Mini Ice Age Prediction Creates Controversy And Renews Climate Debate

A number of scientists are beginning to cast doubts over a predicted “mini ice age.”

A team of researchers have recently announced that flunctuations in solar activity that may have caused a previous freeze over the Earth are expected to occur again from 2030 to 2040.

According to Science Alert, a team of researchers and scientists in the UK have presented a forecast model that can predict fluctuations in the Sun’s activity “with an accuracy of 97 percent.” Based on the model, many people jumped to the conclusion that a new ‘mini ice age’ will blast the world in cold temperatures in the next 15 years.
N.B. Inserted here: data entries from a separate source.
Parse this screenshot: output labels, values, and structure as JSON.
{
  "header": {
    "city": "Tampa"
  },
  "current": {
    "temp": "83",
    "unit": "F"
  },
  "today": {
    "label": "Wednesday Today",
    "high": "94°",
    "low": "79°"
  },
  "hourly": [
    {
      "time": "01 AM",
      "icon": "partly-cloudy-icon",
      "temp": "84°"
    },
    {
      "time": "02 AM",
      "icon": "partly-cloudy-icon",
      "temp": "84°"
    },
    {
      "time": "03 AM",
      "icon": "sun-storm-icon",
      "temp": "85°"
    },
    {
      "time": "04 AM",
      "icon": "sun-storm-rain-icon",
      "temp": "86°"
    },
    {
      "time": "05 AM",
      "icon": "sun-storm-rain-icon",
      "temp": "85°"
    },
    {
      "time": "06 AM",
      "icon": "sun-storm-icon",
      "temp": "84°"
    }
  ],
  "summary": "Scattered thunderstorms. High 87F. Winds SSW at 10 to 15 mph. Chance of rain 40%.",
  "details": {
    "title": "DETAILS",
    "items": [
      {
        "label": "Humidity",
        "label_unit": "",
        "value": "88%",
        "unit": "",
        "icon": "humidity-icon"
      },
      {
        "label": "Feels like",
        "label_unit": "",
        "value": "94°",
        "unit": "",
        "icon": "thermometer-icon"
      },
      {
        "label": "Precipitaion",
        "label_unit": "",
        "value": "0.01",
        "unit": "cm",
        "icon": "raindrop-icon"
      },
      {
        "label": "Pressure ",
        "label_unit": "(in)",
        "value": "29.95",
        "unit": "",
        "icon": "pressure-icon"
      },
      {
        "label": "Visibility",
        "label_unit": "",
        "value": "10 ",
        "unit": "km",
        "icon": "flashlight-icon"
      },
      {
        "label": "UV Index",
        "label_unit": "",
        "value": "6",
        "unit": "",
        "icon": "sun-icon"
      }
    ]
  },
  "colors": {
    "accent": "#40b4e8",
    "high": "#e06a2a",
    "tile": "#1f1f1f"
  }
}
Northumbria University math professor Valentina Zharkova talked on behalf of the research team at the recent National Astronomy Meeting in the UK. According to Zharkova, the 17th century’s mini ice age, or Maunder Minimum in scientific terms, was caused by the Sun’s “heartbeat,” 11-year periods in which solar activity fluctuates. These heartbeats occur as a result of changes in magnetic waves within the Sun’s interior levels. These magnetic wave alterations cause a drop in sunspots across the surface of the Sun, resulting in reduced temperatures on Earth.

The last time the Earth experienced a mini ice age was in the late 17th century. Wired mentions that, during that mini ice age, sea water was frozen “for miles around the UK,” France, Belgium, and the Netherlands. London’s River Thames was also frozen completely then, with paintings of that time depicting people traveling on it in horse-drawn carriages, and “frost fairs” markets were held on the river itself.
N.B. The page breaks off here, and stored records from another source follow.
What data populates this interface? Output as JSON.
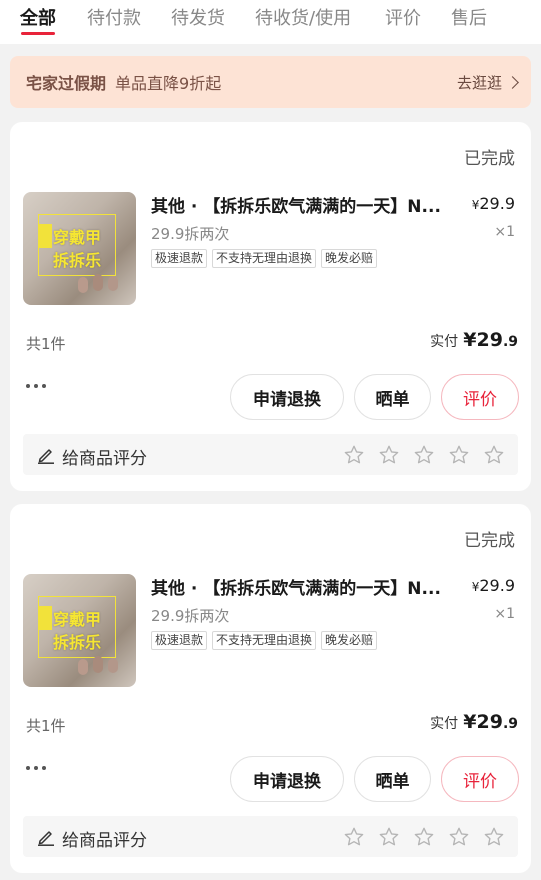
{
  "tabs": [
    {
      "label": "全部",
      "active": true
    },
    {
      "label": "待付款",
      "active": false
    },
    {
      "label": "待发货",
      "active": false
    },
    {
      "label": "待收货/使用",
      "active": false
    },
    {
      "label": "评价",
      "active": false
    },
    {
      "label": "售后",
      "active": false
    }
  ],
  "banner": {
    "title": "宅家过假期",
    "subtitle": "单品直降9折起",
    "link": "去逛逛"
  },
  "orders": [
    {
      "status": "已完成",
      "thumb_text_1": "穿戴甲",
      "thumb_text_2": "拆拆乐",
      "product_name": "其他 · 【拆拆乐欧气满满的一天】N...",
      "price_symbol": "¥",
      "price": "29.9",
      "quantity": "×1",
      "spec": "29.9拆两次",
      "tags": [
        "极速退款",
        "不支持无理由退换",
        "晚发必赔"
      ],
      "count": "共1件",
      "paid_label": "实付",
      "paid_symbol": "¥",
      "paid_int": "29",
      "paid_dec": ".9",
      "buttons": {
        "return": "申请退换",
        "show": "晒单",
        "review": "评价"
      },
      "rate_label": "给商品评分"
    },
    {
      "status": "已完成",
      "thumb_text_1": "穿戴甲",
      "thumb_text_2": "拆拆乐",
      "product_name": "其他 · 【拆拆乐欧气满满的一天】N...",
      "price_symbol": "¥",
      "price": "29.9",
      "quantity": "×1",
      "spec": "29.9拆两次",
      "tags": [
        "极速退款",
        "不支持无理由退换",
        "晚发必赔"
      ],
      "count": "共1件",
      "paid_label": "实付",
      "paid_symbol": "¥",
      "paid_int": "29",
      "paid_dec": ".9",
      "buttons": {
        "return": "申请退换",
        "show": "晒单",
        "review": "评价"
      },
      "rate_label": "给商品评分"
    }
  ],
  "icons": {
    "more": "more-dots-icon",
    "pen": "pen-icon",
    "star": "star-outline-icon",
    "chevron": "chevron-right-icon"
  },
  "colors": {
    "accent": "#e8233a",
    "banner_bg": "#fde3d5",
    "banner_text": "#7a5246"
  }
}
Sunspots were also reported to have been rare during the decades-long freeze.

Mini Ice Age
1683, Frost Fair on the Thames, with tents and coaches on the ice. (Photo by Edward Gooch/Getty Images)

The Independent states that, if Zharkova’s theory proves correct, solar activity will drop by over half of its current level.

While the study suggests that drops in solar activity levels may cause drops in temperatures on Earth, such a conclusion does not necessarily mean that we are heading for another mini ice age. And, according to the Guardian, even if the upcoming mini ice age occurs, it is would only to delay the inevitable emissions-caused rise in global temperatures by two years, rather than cancel it out completely.

The Guardian, citing other climate experts, says frozen rivers, such as those seen in London during the last mini ice age, will probably not be seen this time as modern-day carbon emissions will likely limit such drops in temperatures. As a matter of fact, according to the Guardian article, researchers predict that temperatures may actually increase despite the predicted Maunder Minimum if action is not taken soon to cut emissions.

Eric Holthaus, a meterologist who writes for Slate Magazine, also wrote an article rejecting the idea that a mini ice age was approaching and says we still need to worry about global warming.

Eric Holthaus also questioned the relationship between drops in solar activity and temperatures on Earth.

“The current [solar] cycle is the weakest in 100 years—yet 2014 was the planet’s hottest year in recorded history.”

He also posted a tweet ridiculing the idea.

Are you a skeptic or a believer in the upcoming mini ice age?

[Photo by Oli Scarff/Getty Images]